# What is needed:
Type out every line of the data again, exactly.

# Information provided:

● ● ● ● ●

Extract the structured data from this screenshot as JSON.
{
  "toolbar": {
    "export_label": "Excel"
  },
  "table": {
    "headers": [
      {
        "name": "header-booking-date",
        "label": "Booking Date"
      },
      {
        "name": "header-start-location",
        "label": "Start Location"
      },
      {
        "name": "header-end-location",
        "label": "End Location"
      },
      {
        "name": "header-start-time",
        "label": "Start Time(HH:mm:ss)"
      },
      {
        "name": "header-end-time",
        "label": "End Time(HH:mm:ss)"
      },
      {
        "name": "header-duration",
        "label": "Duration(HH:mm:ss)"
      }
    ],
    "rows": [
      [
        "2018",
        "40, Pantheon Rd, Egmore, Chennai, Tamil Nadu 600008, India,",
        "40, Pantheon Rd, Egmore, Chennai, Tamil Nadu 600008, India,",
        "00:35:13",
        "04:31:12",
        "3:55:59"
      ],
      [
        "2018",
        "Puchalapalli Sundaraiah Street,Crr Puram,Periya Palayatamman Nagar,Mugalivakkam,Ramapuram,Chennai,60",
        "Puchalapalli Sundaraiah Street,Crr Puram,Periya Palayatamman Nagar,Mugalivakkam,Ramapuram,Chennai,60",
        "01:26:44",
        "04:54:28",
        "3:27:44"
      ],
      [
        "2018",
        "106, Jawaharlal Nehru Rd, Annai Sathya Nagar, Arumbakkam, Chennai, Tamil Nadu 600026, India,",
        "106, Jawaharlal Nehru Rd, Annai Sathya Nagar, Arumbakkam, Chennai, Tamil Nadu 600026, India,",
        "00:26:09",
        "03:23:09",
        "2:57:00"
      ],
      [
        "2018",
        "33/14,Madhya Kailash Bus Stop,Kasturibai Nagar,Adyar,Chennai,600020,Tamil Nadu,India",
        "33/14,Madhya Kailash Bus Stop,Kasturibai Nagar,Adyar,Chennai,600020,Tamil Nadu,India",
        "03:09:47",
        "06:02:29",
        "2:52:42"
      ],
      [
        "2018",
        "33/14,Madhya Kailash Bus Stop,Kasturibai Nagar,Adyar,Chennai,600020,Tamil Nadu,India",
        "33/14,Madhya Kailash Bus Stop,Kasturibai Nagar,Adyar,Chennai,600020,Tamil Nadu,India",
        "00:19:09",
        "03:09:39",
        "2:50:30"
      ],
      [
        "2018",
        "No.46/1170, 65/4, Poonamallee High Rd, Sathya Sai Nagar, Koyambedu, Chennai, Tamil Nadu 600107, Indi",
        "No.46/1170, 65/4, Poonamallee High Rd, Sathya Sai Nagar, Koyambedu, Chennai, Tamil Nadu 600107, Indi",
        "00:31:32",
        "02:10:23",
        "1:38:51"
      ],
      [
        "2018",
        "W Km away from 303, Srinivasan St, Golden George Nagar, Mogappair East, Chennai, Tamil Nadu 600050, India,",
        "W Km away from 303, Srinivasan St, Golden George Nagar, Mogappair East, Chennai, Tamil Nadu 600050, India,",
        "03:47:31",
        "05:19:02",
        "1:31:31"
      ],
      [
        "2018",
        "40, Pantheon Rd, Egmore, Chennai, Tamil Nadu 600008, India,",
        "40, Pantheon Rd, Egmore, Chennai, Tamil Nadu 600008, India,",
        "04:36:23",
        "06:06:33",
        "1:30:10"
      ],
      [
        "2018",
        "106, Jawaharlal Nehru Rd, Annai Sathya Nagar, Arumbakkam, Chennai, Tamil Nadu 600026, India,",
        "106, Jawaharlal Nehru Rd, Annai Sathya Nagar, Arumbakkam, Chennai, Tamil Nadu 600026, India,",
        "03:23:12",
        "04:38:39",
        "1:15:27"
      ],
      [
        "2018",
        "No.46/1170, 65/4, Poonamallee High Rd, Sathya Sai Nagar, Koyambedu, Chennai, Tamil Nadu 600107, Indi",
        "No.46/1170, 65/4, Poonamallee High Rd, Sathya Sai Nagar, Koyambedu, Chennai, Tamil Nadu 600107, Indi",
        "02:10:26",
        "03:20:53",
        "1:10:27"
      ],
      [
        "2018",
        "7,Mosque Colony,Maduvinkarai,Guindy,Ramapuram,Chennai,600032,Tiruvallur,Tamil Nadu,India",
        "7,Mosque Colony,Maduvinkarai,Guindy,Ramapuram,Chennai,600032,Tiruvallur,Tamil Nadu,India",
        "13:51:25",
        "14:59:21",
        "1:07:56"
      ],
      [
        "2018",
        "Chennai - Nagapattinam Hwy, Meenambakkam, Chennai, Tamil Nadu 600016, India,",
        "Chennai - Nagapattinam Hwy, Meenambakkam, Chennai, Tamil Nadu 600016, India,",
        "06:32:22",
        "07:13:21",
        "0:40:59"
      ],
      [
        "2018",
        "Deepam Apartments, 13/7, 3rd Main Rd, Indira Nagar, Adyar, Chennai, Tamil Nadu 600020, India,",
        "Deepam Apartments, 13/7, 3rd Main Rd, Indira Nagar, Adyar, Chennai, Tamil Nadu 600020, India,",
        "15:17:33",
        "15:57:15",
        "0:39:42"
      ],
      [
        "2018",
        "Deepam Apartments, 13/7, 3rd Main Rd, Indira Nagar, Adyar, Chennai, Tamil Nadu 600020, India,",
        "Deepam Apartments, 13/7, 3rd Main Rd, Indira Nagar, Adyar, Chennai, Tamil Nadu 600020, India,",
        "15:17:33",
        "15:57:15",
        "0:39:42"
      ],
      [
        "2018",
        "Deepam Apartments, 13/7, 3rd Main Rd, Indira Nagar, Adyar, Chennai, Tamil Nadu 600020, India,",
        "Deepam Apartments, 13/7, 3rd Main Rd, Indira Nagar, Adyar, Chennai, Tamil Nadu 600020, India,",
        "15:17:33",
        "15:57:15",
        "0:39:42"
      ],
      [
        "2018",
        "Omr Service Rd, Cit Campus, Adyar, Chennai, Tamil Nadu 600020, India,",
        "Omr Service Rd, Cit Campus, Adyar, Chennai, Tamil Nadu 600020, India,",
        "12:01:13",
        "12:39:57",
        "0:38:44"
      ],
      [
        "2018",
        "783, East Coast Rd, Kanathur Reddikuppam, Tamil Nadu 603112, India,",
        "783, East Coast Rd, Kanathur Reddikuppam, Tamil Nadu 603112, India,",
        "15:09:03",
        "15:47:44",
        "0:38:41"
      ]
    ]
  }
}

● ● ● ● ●

# Your response:
Extract the structured data from this screenshot as JSON.
{
  "toolbar": {
    "export_label": "Excel"
  },
  "table": {
    "headers": [
      {
        "name": "header-booking-date",
        "label": "Booking Date"
      },
      {
        "name": "header-start-location",
        "label": "Start Location"
      },
      {
        "name": "header-end-location",
        "label": "End Location"
      },
      {
        "name": "header-start-time",
        "label": "Start Time(HH:mm:ss)"
      },
      {
        "name": "header-end-time",
        "label": "End Time(HH:mm:ss)"
      },
      {
        "name": "header-duration",
        "label": "Duration(HH:mm:ss)"
      }
    ],
    "rows": [
      [
        "2018",
        "40, Pantheon Rd, Egmore, Chennai, Tamil Nadu 600008, India,",
        "40, Pantheon Rd, Egmore, Chennai, Tamil Nadu 600008, India,",
        "00:35:13",
        "04:31:12",
        "3:55:59"
      ],
      [
        "2018",
        "Puchalapalli Sundaraiah Street,Crr Puram,Periya Palayatamman Nagar,Mugalivakkam,Ramapuram,Chennai,60",
        "Puchalapalli Sundaraiah Street,Crr Puram,Periya Palayatamman Nagar,Mugalivakkam,Ramapuram,Chennai,60",
        "01:26:44",
        "04:54:28",
        "3:27:44"
      ],
      [
        "2018",
        "106, Jawaharlal Nehru Rd, Annai Sathya Nagar, Arumbakkam, Chennai, Tamil Nadu 600026, India,",
        "106, Jawaharlal Nehru Rd, Annai Sathya Nagar, Arumbakkam, Chennai, Tamil Nadu 600026, India,",
        "00:26:09",
        "03:23:09",
        "2:57:00"
      ],
      [
        "2018",
        "33/14,Madhya Kailash Bus Stop,Kasturibai Nagar,Adyar,Chennai,600020,Tamil Nadu,India",
        "33/14,Madhya Kailash Bus Stop,Kasturibai Nagar,Adyar,Chennai,600020,Tamil Nadu,India",
        "03:09:47",
        "06:02:29",
        "2:52:42"
      ],
      [
        "2018",
        "33/14,Madhya Kailash Bus Stop,Kasturibai Nagar,Adyar,Chennai,600020,Tamil Nadu,India",
        "33/14,Madhya Kailash Bus Stop,Kasturibai Nagar,Adyar,Chennai,600020,Tamil Nadu,India",
        "00:19:09",
        "03:09:39",
        "2:50:30"
      ],
      [
        "2018",
        "No.46/1170, 65/4, Poonamallee High Rd, Sathya Sai Nagar, Koyambedu, Chennai, Tamil Nadu 600107, Indi",
        "No.46/1170, 65/4, Poonamallee High Rd, Sathya Sai Nagar, Koyambedu, Chennai, Tamil Nadu 600107, Indi",
        "00:31:32",
        "02:10:23",
        "1:38:51"
      ],
      [
        "2018",
        "W Km away from 303, Srinivasan St, Golden George Nagar, Mogappair East, Chennai, Tamil Nadu 600050, India,",
        "W Km away from 303, Srinivasan St, Golden George Nagar, Mogappair East, Chennai, Tamil Nadu 600050, India,",
        "03:47:31",
        "05:19:02",
        "1:31:31"
      ],
      [
        "2018",
        "40, Pantheon Rd, Egmore, Chennai, Tamil Nadu 600008, India,",
        "40, Pantheon Rd, Egmore, Chennai, Tamil Nadu 600008, India,",
        "04:36:23",
        "06:06:33",
        "1:30:10"
      ],
      [
        "2018",
        "106, Jawaharlal Nehru Rd, Annai Sathya Nagar, Arumbakkam, Chennai, Tamil Nadu 600026, India,",
        "106, Jawaharlal Nehru Rd, Annai Sathya Nagar, Arumbakkam, Chennai, Tamil Nadu 600026, India,",
        "03:23:12",
        "04:38:39",
        "1:15:27"
      ],
      [
        "2018",
        "No.46/1170, 65/4, Poonamallee High Rd, Sathya Sai Nagar, Koyambedu, Chennai, Tamil Nadu 600107, Indi",
        "No.46/1170, 65/4, Poonamallee High Rd, Sathya Sai Nagar, Koyambedu, Chennai, Tamil Nadu 600107, Indi",
        "02:10:26",
        "03:20:53",
        "1:10:27"
      ],
      [
        "2018",
        "7,Mosque Colony,Maduvinkarai,Guindy,Ramapuram,Chennai,600032,Tiruvallur,Tamil Nadu,India",
        "7,Mosque Colony,Maduvinkarai,Guindy,Ramapuram,Chennai,600032,Tiruvallur,Tamil Nadu,India",
        "13:51:25",
        "14:59:21",
        "1:07:56"
      ],
      [
        "2018",
        "Chennai - Nagapattinam Hwy, Meenambakkam, Chennai, Tamil Nadu 600016, India,",
        "Chennai - Nagapattinam Hwy, Meenambakkam, Chennai, Tamil Nadu 600016, India,",
        "06:32:22",
        "07:13:21",
        "0:40:59"
      ],
      [
        "2018",
        "Deepam Apartments, 13/7, 3rd Main Rd, Indira Nagar, Adyar, Chennai, Tamil Nadu 600020, India,",
        "Deepam Apartments, 13/7, 3rd Main Rd, Indira Nagar, Adyar, Chennai, Tamil Nadu 600020, India,",
        "15:17:33",
        "15:57:15",
        "0:39:42"
      ],
      [
        "2018",
        "Deepam Apartments, 13/7, 3rd Main Rd, Indira Nagar, Adyar, Chennai, Tamil Nadu 600020, India,",
        "Deepam Apartments, 13/7, 3rd Main Rd, Indira Nagar, Adyar, Chennai, Tamil Nadu 600020, India,",
        "15:17:33",
        "15:57:15",
        "0:39:42"
      ],
      [
        "2018",
        "Deepam Apartments, 13/7, 3rd Main Rd, Indira Nagar, Adyar, Chennai, Tamil Nadu 600020, India,",
        "Deepam Apartments, 13/7, 3rd Main Rd, Indira Nagar, Adyar, Chennai, Tamil Nadu 600020, India,",
        "15:17:33",
        "15:57:15",
        "0:39:42"
      ],
      [
        "2018",
        "Omr Service Rd, Cit Campus, Adyar, Chennai, Tamil Nadu 600020, India,",
        "Omr Service Rd, Cit Campus, Adyar, Chennai, Tamil Nadu 600020, India,",
        "12:01:13",
        "12:39:57",
        "0:38:44"
      ],
      [
        "2018",
        "783, East Coast Rd, Kanathur Reddikuppam, Tamil Nadu 603112, India,",
        "783, East Coast Rd, Kanathur Reddikuppam, Tamil Nadu 603112, India,",
        "15:09:03",
        "15:47:44",
        "0:38:41"
      ]
    ]
  }
}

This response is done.